Australian soldiers spend their downtime caring for koalas rescued from the bushfires
We all have 24 hours in a day, but some people spend their time better than others. Soldiers with the Australian Army have been using their downtime to help rescued .
The soldiers from the Army’s 9th brigade have been cuddling koalas during their feeding time at Cleland Wildlife Park, near the city of Adelaide, according to a post on the brigade’s Facebook page. The koalas were transported there from, which was devastated by the in recent months.
“16 Regiment Emergency Support Force have been using their rest periods to lend a helping hand at the Cleland Wildlife Park,” the post said, “supporting our furry friends during feeding time and by building climbing mounts inside the park. A great morale boost for our hard working team in the Adelaide Hills.”
Kangaroo Island has been called “Noah’s Ark” because of its unique ecology, BBC News reports. However, there are now fears Kangaroo Island may never fully recover from the .
Sam Mitchell, who runs the Kangaroo Island Wildlife Park, said that as flames approached last month, most people evacuated — but his family couldn’t leave the animals behind.
“You can’t move 800 animals including water buffaloes, ostriches and cassowaries [an ostrich-like bird],” he told BBC News. “We decided that if we can’t move them we’ll see if we can save them. We had the army helping us. Somehow, we were spared. It burnt right around us.”
It is estimated that half of the 50,000 koalas on Kangaroo Island BBC News reports.. Many of those that survived were brought to the wildlife park, where a makeshift clinic was set up,
Twenty-eight koalas from the island were then moved to Cleland Wildlife Park on the mainland. The park says they came from the western end of the island, “where most, if not all, of their habitat has been lost in the recent bushfires.”
At first the koalas were kept in quarantine, but now they are able to go into enclosures — and the army is helping with that, too.
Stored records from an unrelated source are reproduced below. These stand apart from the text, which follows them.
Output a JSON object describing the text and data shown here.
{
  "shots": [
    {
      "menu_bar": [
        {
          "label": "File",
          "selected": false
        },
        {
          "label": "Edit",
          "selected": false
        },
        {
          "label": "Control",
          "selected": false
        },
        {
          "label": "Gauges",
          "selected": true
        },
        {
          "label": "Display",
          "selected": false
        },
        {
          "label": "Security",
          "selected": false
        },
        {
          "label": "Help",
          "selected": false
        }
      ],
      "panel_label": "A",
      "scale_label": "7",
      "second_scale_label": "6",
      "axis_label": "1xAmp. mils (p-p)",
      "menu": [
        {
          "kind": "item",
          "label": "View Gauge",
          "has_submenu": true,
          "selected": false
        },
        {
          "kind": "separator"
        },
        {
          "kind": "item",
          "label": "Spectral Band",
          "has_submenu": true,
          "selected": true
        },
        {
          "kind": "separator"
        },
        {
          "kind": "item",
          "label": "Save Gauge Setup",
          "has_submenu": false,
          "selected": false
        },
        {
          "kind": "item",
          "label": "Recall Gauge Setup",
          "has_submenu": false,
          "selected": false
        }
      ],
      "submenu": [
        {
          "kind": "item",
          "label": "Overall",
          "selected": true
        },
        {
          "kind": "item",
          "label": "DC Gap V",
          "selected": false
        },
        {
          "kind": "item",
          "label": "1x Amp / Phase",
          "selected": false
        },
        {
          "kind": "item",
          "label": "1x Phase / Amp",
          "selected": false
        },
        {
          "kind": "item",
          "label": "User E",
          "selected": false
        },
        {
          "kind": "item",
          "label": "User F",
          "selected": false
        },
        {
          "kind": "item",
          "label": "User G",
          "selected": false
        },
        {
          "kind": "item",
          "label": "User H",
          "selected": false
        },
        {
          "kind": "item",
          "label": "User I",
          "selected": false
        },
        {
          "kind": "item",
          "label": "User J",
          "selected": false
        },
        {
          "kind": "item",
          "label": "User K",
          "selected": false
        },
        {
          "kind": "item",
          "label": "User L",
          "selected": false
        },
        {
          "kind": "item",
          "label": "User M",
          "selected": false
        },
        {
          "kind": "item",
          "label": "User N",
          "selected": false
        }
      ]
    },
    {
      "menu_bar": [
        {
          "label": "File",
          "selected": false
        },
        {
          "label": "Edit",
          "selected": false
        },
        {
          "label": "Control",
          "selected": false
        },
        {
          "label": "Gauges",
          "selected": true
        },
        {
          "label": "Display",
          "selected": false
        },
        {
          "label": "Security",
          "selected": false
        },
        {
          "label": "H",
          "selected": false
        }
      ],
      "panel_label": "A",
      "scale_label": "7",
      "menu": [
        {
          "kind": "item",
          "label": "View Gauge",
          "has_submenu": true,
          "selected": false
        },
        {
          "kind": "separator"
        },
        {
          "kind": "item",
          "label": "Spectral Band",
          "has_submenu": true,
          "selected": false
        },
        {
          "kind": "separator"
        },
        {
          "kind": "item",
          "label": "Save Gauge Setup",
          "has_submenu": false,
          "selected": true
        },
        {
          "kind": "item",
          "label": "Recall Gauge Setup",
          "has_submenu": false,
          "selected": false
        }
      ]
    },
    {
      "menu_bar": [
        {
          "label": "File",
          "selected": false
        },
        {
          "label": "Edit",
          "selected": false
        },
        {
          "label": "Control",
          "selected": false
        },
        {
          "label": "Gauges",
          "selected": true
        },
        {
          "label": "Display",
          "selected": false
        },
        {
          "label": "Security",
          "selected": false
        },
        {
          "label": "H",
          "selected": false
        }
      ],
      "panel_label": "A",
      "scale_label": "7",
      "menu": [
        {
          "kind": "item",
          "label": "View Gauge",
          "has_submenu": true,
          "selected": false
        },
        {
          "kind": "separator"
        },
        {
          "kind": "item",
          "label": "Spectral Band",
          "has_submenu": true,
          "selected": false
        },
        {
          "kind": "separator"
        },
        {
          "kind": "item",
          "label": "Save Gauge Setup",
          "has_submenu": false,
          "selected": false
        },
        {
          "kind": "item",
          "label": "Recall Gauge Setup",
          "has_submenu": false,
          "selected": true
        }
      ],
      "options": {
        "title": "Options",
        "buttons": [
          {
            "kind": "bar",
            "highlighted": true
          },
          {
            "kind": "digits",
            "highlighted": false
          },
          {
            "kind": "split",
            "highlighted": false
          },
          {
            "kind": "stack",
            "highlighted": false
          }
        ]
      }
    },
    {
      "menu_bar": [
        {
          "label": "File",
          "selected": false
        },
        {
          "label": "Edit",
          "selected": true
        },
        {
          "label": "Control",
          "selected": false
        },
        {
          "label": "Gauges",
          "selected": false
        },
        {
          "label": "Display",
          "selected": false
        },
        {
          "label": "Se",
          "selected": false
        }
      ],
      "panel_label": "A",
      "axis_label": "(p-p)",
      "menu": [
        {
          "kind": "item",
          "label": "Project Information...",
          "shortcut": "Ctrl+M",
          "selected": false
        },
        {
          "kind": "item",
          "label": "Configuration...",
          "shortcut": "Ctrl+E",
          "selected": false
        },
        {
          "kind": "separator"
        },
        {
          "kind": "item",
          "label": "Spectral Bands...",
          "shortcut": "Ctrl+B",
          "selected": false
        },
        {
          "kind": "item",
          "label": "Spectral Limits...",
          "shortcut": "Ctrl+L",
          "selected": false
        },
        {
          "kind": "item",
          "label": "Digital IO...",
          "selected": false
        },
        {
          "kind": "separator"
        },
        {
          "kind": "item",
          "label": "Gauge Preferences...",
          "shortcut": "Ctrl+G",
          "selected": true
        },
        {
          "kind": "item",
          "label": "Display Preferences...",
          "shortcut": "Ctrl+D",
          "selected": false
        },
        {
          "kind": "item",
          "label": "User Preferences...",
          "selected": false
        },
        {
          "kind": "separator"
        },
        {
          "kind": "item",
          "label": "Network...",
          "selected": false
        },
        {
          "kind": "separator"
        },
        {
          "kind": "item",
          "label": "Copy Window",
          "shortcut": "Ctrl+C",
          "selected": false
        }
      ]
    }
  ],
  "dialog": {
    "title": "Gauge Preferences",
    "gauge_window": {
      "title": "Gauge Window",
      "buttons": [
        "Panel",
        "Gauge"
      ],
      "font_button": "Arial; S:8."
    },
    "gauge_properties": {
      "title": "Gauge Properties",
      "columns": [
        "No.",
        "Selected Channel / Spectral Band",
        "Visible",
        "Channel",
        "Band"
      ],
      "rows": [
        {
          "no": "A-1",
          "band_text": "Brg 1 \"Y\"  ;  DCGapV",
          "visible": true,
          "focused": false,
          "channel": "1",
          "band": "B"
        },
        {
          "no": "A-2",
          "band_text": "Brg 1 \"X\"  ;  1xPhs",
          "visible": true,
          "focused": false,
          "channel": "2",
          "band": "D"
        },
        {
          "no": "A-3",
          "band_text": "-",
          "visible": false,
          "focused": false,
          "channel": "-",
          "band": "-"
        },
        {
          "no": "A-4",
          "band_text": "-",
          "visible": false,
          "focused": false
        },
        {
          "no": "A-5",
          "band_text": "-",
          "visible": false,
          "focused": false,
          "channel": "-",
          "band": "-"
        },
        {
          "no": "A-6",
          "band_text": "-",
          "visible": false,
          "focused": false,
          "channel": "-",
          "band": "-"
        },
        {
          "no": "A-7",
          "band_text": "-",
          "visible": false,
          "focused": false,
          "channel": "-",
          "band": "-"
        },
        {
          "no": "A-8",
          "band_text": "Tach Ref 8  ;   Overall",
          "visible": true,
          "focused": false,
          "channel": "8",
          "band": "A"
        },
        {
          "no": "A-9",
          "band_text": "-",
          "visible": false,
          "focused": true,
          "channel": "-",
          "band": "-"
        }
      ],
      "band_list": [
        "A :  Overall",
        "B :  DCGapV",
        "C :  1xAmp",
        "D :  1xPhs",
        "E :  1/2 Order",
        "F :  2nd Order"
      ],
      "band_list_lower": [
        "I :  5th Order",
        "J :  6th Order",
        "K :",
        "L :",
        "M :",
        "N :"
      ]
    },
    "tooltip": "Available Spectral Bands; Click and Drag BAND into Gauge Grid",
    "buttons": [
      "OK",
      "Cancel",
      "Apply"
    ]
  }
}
Soldiers helped build climbing structures for the koalas to use in their new home, as seen in their Facebook posts.
MP Vickie Chapman posted a video of the soldiers helping build the koalas’ enclosures.
The koalas from Kangaroo Island are special because they are free of chlamydia and have low rates of an infection called KORV, two diseases whichin Australia, according to the National Parks and Wildlife Services of South Australia.
The group of koalas brought to Cleland will form part of a disease-free insurance population and will help researchers learn more about the diseases that usually affect koalas.